Don't give men Clothing. Many men have their own sense of style and habits. They may not be adventurous. There are too many hidden or implied messages in clothing. If you don’t know exact sizes, style and designs then its best to avoid clothing. Accessories are fine, but stick to very slight variations from his current style. Replacing scratched sunglasses with ones that are very similar or ones you have noticed him admiring are OK, but nothing too adventurous.
Don’t give men cologne. Inevitably, men may feel that there is something wrong with the way they smell. Choosing a cologne that he really likes may be impossible. Even duplicating an existing item may be inappropriate because they are probably sick of it.
Don’t give men Tools. Men are so fussy and particular about the tools they choose and it is impossible to get into their heads and work out what they look for. Inevitably they will think you want something fixed or renovations done.
Don’t give men Gift Cards. While it may seem perfect to give a card and let them choose what they want, they will resent it, because you could not be bothered to choose a gift for them. They may also feel you would not devote the time needed to find the perfect gift.
Don’t give men universal gifts such as whiskey, other drinks or cigars. These kinds of gifts are impersonal and do not show enough thought. Food is OK, as long as it is what he genuinely likes.
Don’t give Décor Items to me. Your décor and style tastes may be nothing like theirs. There are too many hidden messages in whatever you choose. He may feel that you think his existing décor choices are lousy, or that his home of apartment is unattractive. If he doesn’t like it, he will be obliged to put it on display even though he hates what you chose. It may be a constant reminder about what he does not like about you. Stay away from all decorative items such as pictures, posters, vases, statuettes.
Don't give men things Directly Related to their Hobbies or Interests. Don't try to give them core items, unless you know that is exactly what they want. Skirting around the edges is much safer. Focus on the peripheral items within the same interest category or topic. For example, if the man is interesting in scuba diving, don't try to get him a new face mask but choose a good book or some other peripheral gift. The same thing applies for sports and fishing.
Don't give men Ties. Men are weird about ties and will give the impression that they don't care, when they are extremely fussy. There are far to many hidden messages in ties. Mothers often give their sons ties that they hate. Socks and underwear are definitely out for the same reason.
Don't give men Magazine Subscriptions.
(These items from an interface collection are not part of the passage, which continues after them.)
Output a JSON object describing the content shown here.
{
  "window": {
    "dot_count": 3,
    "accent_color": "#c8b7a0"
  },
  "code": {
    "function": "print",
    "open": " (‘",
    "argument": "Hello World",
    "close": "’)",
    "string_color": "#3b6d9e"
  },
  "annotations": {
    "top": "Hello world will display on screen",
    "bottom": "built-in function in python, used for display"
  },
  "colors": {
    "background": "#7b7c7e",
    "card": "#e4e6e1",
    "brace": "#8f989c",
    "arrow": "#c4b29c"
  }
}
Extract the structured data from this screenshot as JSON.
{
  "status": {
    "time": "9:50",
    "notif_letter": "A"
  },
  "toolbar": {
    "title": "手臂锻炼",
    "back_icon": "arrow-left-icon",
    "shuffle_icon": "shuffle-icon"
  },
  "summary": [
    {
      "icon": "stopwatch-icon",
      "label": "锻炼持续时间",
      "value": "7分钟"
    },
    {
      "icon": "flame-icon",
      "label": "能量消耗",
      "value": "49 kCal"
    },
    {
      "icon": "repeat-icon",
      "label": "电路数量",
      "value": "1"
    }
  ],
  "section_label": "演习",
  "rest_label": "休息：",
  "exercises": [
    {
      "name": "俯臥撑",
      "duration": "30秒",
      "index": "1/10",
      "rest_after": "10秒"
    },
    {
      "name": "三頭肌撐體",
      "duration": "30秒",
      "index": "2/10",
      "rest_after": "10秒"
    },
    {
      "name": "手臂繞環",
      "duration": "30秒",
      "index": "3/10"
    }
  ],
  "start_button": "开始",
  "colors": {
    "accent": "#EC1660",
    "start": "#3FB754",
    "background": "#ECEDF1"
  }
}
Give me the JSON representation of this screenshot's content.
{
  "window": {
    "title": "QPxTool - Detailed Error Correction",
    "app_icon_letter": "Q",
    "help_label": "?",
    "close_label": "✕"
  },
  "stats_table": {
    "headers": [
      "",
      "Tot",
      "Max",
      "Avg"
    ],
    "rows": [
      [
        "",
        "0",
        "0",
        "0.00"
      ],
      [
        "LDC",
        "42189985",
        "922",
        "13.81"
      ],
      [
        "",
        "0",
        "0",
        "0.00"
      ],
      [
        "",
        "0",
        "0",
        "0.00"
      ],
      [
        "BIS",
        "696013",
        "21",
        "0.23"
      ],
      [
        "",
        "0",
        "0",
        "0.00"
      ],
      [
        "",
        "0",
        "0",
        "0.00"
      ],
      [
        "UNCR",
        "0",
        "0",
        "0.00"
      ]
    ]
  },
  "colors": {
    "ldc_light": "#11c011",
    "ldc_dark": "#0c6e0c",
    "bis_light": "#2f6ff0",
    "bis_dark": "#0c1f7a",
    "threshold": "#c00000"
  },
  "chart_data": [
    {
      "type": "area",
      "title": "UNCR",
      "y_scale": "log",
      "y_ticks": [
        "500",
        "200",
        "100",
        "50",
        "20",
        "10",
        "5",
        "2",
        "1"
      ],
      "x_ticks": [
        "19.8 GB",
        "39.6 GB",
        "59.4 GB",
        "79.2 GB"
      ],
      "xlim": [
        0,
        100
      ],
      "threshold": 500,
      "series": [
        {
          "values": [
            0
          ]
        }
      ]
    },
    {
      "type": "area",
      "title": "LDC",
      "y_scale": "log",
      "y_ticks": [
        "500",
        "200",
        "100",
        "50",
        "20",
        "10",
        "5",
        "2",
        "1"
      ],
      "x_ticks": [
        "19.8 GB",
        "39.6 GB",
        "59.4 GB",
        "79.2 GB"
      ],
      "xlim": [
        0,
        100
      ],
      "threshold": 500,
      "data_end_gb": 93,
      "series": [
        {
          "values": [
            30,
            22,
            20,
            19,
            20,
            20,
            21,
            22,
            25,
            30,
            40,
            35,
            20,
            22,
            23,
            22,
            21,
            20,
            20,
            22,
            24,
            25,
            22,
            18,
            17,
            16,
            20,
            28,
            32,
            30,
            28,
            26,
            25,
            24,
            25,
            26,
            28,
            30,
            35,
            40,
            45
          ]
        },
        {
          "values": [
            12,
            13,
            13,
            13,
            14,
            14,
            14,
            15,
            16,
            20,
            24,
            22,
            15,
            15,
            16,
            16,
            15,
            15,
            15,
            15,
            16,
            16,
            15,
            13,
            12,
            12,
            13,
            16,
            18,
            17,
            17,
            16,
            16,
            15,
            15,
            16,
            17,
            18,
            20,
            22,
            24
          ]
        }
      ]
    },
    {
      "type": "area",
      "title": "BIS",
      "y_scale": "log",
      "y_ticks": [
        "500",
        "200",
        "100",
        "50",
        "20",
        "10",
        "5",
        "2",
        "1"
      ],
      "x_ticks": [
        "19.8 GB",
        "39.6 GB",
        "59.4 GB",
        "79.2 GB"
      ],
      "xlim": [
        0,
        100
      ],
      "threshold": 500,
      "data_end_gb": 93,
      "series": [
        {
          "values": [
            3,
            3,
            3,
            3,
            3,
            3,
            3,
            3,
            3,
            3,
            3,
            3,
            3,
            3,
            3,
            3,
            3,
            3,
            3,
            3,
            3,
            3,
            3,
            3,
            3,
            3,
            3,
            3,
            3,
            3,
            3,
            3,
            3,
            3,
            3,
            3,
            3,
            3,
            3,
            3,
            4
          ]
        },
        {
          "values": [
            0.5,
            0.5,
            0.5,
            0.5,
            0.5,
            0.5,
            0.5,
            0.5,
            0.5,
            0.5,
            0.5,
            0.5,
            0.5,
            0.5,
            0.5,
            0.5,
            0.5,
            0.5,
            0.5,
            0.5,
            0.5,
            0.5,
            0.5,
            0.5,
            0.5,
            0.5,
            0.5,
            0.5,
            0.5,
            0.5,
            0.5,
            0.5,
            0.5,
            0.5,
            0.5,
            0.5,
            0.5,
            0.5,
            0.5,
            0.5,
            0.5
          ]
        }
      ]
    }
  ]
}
Far too boring and there is nothing to give him on the day.
Don't give men Gimmicky Toiletries and Gadgets. You know the sort of thing 'nose hair clippers, electric razors or weird tooth brushes. The chances he will like them are very remote.
Don't give men Gold Jewelry. Men either like it or not and you need to know which side of the fence they inhabit. It will be very hard to choose the style that they actually like and appreciate
Don't give men Office Supplies. Boring, Boring Boring - they won't appreciate it.
Don't Give men Any type of "Self-Improvement" Gifts, unless they specifically asked for them. All such items will be misinterpreted and contain hidden messages that can't be avoided.
© 2012 Dr. John Anderson